|... Love your neighbor as yourself...|
I continued into the church, thinking about our exchange. No one in the church’s neighborhood comes to this church that's tried a few outreach ministries into the community but with no long term effect.
A big reason is that mission is built on relationships. It took me a long time to get this as I’m generally task-driven (rather than people-driven), but I’ve seen that it’s so. It was the relationships that connected me with people in my last appointment, both in and out of the church.
So far I’ve been working on in-church relationships as I work to learn their ways and my role here, but I hope to build relationships in other communities as well. When my predecessor and I got together this spring, we went downtown for coffee. I was surprised (and impressed) when he stopped in almost every shop on the way to say “hello” or ask a question. And he called everyone by name. I want to work on this.
Shop people are easy. I can do that. You can do that. Cultivating relationships with people in the rental-properties, high-turnover neighborhood north of the church is harder. But it’s probably more important. First, because here we find underemployed people working multiple jobs while trying to raise their families. Wouldn’t we like them to believe that their neighbors at First Church really are neighbors? Important also because, for many of them, the image they have of church is a bad one – because of youthful experiences or, more likely, because the loudest Christian voices preach a “good news” that only a limited audience can appreciate. For the rest, it leaves a bad taste in the mouth.
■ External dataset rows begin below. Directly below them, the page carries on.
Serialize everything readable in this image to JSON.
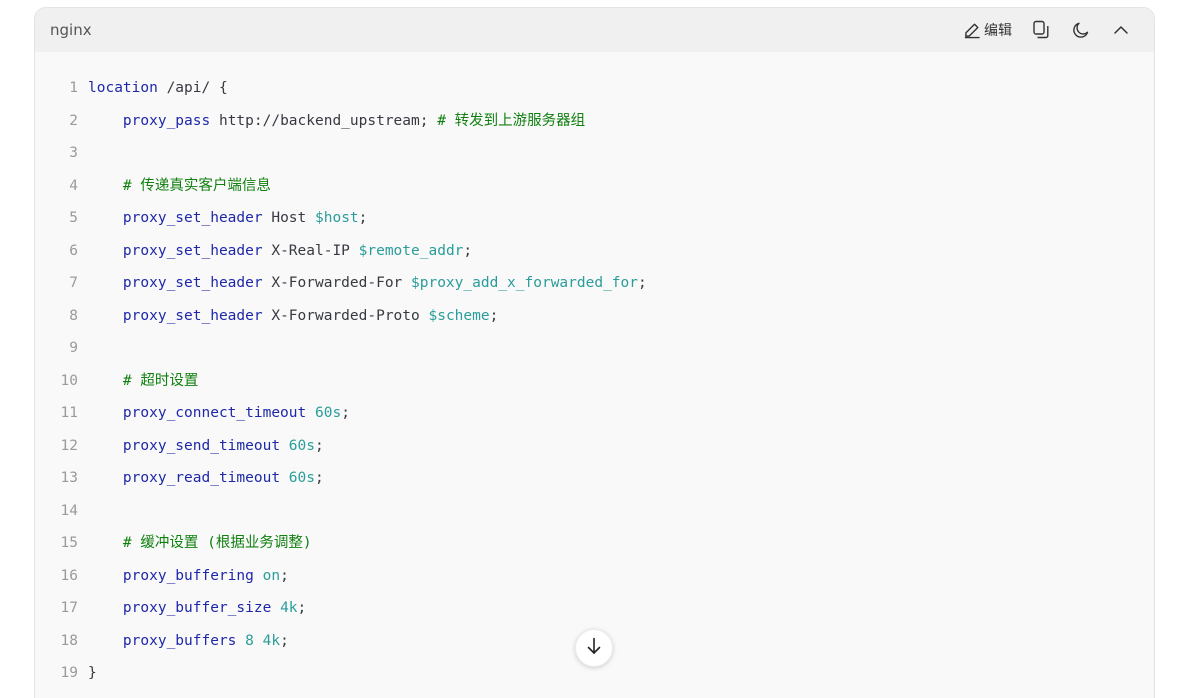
{
  "code_block": {
    "language": "nginx",
    "edit_label": "编辑",
    "lines": [
      [
        {
          "t": "kw",
          "v": "location"
        },
        {
          "t": "tx",
          "v": " /api/ {"
        }
      ],
      [
        {
          "t": "tx",
          "v": "    "
        },
        {
          "t": "kw",
          "v": "proxy_pass"
        },
        {
          "t": "tx",
          "v": " http://backend_upstream; "
        },
        {
          "t": "cm",
          "v": "# 转发到上游服务器组"
        }
      ],
      [],
      [
        {
          "t": "tx",
          "v": "    "
        },
        {
          "t": "cm",
          "v": "# 传递真实客户端信息"
        }
      ],
      [
        {
          "t": "tx",
          "v": "    "
        },
        {
          "t": "kw",
          "v": "proxy_set_header"
        },
        {
          "t": "tx",
          "v": " Host "
        },
        {
          "t": "var",
          "v": "$host"
        },
        {
          "t": "tx",
          "v": ";"
        }
      ],
      [
        {
          "t": "tx",
          "v": "    "
        },
        {
          "t": "kw",
          "v": "proxy_set_header"
        },
        {
          "t": "tx",
          "v": " X-Real-IP "
        },
        {
          "t": "var",
          "v": "$remote_addr"
        },
        {
          "t": "tx",
          "v": ";"
        }
      ],
      [
        {
          "t": "tx",
          "v": "    "
        },
        {
          "t": "kw",
          "v": "proxy_set_header"
        },
        {
          "t": "tx",
          "v": " X-Forwarded-For "
        },
        {
          "t": "var",
          "v": "$proxy_add_x_forwarded_for"
        },
        {
          "t": "tx",
          "v": ";"
        }
      ],
      [
        {
          "t": "tx",
          "v": "    "
        },
        {
          "t": "kw",
          "v": "proxy_set_header"
        },
        {
          "t": "tx",
          "v": " X-Forwarded-Proto "
        },
        {
          "t": "var",
          "v": "$scheme"
        },
        {
          "t": "tx",
          "v": ";"
        }
      ],
      [],
      [
        {
          "t": "tx",
          "v": "    "
        },
        {
          "t": "cm",
          "v": "# 超时设置"
        }
      ],
      [
        {
          "t": "tx",
          "v": "    "
        },
        {
          "t": "kw",
          "v": "proxy_connect_timeout"
        },
        {
          "t": "tx",
          "v": " "
        },
        {
          "t": "num",
          "v": "60s"
        },
        {
          "t": "tx",
          "v": ";"
        }
      ],
      [
        {
          "t": "tx",
          "v": "    "
        },
        {
          "t": "kw",
          "v": "proxy_send_timeout"
        },
        {
          "t": "tx",
          "v": " "
        },
        {
          "t": "num",
          "v": "60s"
        },
        {
          "t": "tx",
          "v": ";"
        }
      ],
      [
        {
          "t": "tx",
          "v": "    "
        },
        {
          "t": "kw",
          "v": "proxy_read_timeout"
        },
        {
          "t": "tx",
          "v": " "
        },
        {
          "t": "num",
          "v": "60s"
        },
        {
          "t": "tx",
          "v": ";"
        }
      ],
      [],
      [
        {
          "t": "tx",
          "v": "    "
        },
        {
          "t": "cm",
          "v": "# 缓冲设置 (根据业务调整)"
        }
      ],
      [
        {
          "t": "tx",
          "v": "    "
        },
        {
          "t": "kw",
          "v": "proxy_buffering"
        },
        {
          "t": "tx",
          "v": " "
        },
        {
          "t": "var",
          "v": "on"
        },
        {
          "t": "tx",
          "v": ";"
        }
      ],
      [
        {
          "t": "tx",
          "v": "    "
        },
        {
          "t": "kw",
          "v": "proxy_buffer_size"
        },
        {
          "t": "tx",
          "v": " "
        },
        {
          "t": "num",
          "v": "4k"
        },
        {
          "t": "tx",
          "v": ";"
        }
      ],
      [
        {
          "t": "tx",
          "v": "    "
        },
        {
          "t": "kw",
          "v": "proxy_buffers"
        },
        {
          "t": "tx",
          "v": " "
        },
        {
          "t": "num",
          "v": "8"
        },
        {
          "t": "tx",
          "v": " "
        },
        {
          "t": "num",
          "v": "4k"
        },
        {
          "t": "tx",
          "v": ";"
        }
      ],
      [
        {
          "t": "tx",
          "v": "}"
        }
      ]
    ]
  },
  "icons": {
    "edit": "pencil-icon",
    "copy": "copy-icon",
    "theme": "moon-icon",
    "collapse": "chevron-up-icon",
    "scroll": "arrow-down-icon"
  },
  "colors": {
    "keyword": "#1e28a8",
    "variable": "#2a9d9a",
    "comment": "#108010",
    "text": "#383a42",
    "line_number": "#9a9a9a",
    "header_bg": "#f0f0f0",
    "body_bg": "#f9f9f9"
  }
}
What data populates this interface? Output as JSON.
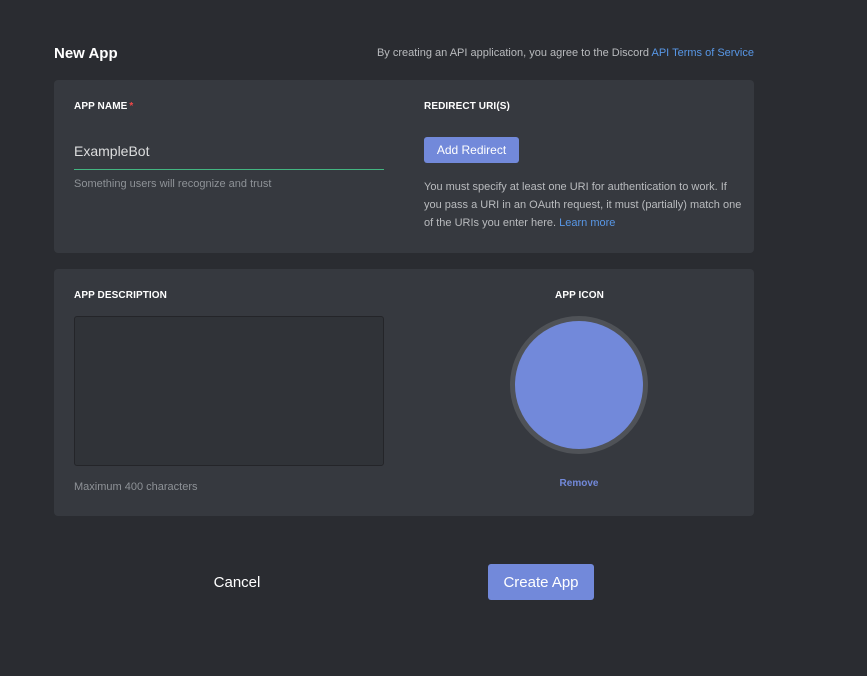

For those few who will someday join a church, what a gift we offer in helping them dismantle that barrier. Whenever we cultivate respectful, compassionate relationships with people, then if or when our faith comes up, they may see Christianity in a better light. Yes, if or when. The goal is the connection. If religion comes up, let it be because we first reflect the love of God.
But back to my neighbor… I know that he’s male, youngish, and smokes. I think he lives there and by his attire that he just got up. Except for getting up in the morning and living in Wausau, so far we have nothing in common. Seeing him this morning, I faced again why it’s so hard to connect with strangers. They're different from us.
Then I think of the words we hear when people attempt religious or political dialog. I don’t know who first said it, but Ernest Gaines’ version is:
“We all have much more in common than we have differences. I would say that about people all over the world. They don't know how much in common that they have.”
This is where my hope comes in. "We all have much more in common than we have differences." I may not see much in common with a stranger until we get beyond the small talk, but after that, we almost always find more in common with each other than a shared humanity. Even if it takes longer than that, a shared humanity is a fine place to start.